If this client had a conversation with her Mortgage Advantage mortgage broker to consider all options, she would have been left in a much better financial position for years to come.
Stress Test Best Practices Tool Kit
With the new Office of the Superintendent of Financial Institutions stress test rules firmly in place since January, Canadian homebuyers have learned they need to arm themselves with practical information on how they can ensure they are stress-test ready.
The following is a guide and best practices tool kit for those about to embark on securing their new or next mortgage:
Make a financial plan
Any time a big purchase is at stake, laying out a financial plan is always the best first step to take. By creating a plan, home buyers can protect themselves from increased interest rates and ensure they are staying on budget.
Have a contingency fund
Without question and now more than ever, home buyers need to establish contingency funds. Its incredibly important to have funds set aside when unexpected costs such as property repairs arise. An established contingency fund also looks good to financial lenders.
Pay off debts and increase downpayment
The most important tool in the Best Practices Tool Kit is to pay off debts as quickly as possible and maximize your down payment. If you already have a mortgage, increase the frequency of payments by taking advantage of what the financial institution offers such as accelerated bi-weekly payments.
Broaden search parameters
Although you may have an ideal neighbourhood in mind, it is important to also consider broadening those search parameters. Often there are homes in other neighborhoods that could be a perfect choice if you are willing to commute a little longer.
Im here to help you
I can help you to navigate confusion surrounding the stress test. Ultimately, being stress test ready means being ready for future increases in rate so that you can afford your next home comfortably on your budget.
Preventing Falls on Stairs
Accessible housing refers to homes that are designed or modified to enable independent living for all residents, including seniors or persons with disabilities. Accessibility can be achieved through architectural design and also by integrating accessibility features, such as lowered light switches, grab bars, walk-in bathtubs, lowered shelves and cupboards, modified furniture or by installing electronic devices in the home.
Stairs in the home can be dangerous and can be a barrier to accessibility unless they are designed or modified to reduce the risk of falls. If residents have limited mobility, it may be necessary to install ramps, home elevators or stairlifts to make the home safe and accessible.
A high percentage of Canadians who visit hospitals after a fall on or from stairs or steps in their homes are seniors (men and women 65 years or older). When seniors fall, the consequences can be severe and long-lasting.

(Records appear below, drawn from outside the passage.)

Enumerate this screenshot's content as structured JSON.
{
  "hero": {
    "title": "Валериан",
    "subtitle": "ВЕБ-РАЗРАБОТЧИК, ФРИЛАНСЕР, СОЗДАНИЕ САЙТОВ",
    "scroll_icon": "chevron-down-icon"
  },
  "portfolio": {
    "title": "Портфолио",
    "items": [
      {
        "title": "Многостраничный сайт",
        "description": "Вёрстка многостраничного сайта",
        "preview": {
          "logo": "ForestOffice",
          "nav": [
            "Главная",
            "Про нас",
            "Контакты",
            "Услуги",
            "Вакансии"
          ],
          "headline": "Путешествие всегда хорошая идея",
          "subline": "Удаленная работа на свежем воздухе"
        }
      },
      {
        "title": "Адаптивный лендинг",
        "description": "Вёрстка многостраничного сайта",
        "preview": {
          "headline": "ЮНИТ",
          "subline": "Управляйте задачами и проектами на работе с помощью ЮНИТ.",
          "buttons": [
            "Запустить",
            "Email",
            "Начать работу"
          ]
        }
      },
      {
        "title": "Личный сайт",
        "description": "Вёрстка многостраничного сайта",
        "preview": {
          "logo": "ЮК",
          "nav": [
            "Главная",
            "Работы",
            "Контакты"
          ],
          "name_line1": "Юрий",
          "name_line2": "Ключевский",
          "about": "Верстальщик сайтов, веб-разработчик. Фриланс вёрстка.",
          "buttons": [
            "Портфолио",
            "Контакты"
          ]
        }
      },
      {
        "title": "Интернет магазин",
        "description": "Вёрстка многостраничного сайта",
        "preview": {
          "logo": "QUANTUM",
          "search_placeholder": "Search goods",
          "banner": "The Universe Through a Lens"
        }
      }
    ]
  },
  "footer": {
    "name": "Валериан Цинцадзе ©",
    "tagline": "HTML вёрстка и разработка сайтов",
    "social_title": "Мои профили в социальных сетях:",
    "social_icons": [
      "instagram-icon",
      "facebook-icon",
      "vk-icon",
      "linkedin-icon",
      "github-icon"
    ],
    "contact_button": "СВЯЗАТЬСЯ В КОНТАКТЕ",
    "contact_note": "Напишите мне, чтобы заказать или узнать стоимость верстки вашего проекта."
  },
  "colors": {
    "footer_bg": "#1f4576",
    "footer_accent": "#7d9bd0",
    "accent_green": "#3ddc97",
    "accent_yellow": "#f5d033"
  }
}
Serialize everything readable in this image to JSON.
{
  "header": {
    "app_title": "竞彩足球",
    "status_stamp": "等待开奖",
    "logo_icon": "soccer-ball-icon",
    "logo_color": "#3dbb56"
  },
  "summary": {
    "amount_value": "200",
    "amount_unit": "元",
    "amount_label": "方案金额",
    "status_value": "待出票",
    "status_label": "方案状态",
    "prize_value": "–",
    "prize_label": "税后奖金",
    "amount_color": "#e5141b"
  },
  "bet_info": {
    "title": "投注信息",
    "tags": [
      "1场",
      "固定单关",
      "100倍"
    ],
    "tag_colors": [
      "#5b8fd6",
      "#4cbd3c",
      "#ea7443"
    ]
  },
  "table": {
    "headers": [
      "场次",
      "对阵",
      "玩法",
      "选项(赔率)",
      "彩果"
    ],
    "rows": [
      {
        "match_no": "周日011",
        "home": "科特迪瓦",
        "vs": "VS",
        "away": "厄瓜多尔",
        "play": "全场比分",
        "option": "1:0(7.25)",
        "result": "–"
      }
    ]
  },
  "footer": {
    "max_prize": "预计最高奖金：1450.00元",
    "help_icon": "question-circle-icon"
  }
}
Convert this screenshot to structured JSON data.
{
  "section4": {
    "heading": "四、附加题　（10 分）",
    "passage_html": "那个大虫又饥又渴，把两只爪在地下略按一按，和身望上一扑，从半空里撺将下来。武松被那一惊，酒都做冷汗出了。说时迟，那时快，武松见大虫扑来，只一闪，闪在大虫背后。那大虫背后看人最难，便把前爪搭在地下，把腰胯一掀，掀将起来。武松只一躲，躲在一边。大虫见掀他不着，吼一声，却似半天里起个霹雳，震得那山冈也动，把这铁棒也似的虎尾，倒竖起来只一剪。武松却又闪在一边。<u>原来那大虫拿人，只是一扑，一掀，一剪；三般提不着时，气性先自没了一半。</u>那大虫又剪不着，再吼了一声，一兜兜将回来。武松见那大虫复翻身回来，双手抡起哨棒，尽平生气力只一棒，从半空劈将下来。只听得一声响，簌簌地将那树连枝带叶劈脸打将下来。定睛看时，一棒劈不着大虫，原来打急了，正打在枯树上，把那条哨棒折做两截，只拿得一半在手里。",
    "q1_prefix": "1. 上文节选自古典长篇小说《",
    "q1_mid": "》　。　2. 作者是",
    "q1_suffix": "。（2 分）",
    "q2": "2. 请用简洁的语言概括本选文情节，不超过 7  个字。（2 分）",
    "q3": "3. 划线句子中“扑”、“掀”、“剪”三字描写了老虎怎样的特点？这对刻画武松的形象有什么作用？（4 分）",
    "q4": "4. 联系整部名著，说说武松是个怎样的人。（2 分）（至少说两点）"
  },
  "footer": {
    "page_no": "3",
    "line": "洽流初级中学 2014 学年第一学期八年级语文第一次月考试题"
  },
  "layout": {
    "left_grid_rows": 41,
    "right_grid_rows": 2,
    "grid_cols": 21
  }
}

Most falls on stairs can be prevented. Prevention starts by keeping in mind that there are risks in using stairs. Good planning and simple strategies can help prevent falls and injuries.
Click here for more information https://www.cmhc-schl.gc.ca/odpub/pdf/63637.pdf?fr=1441901329905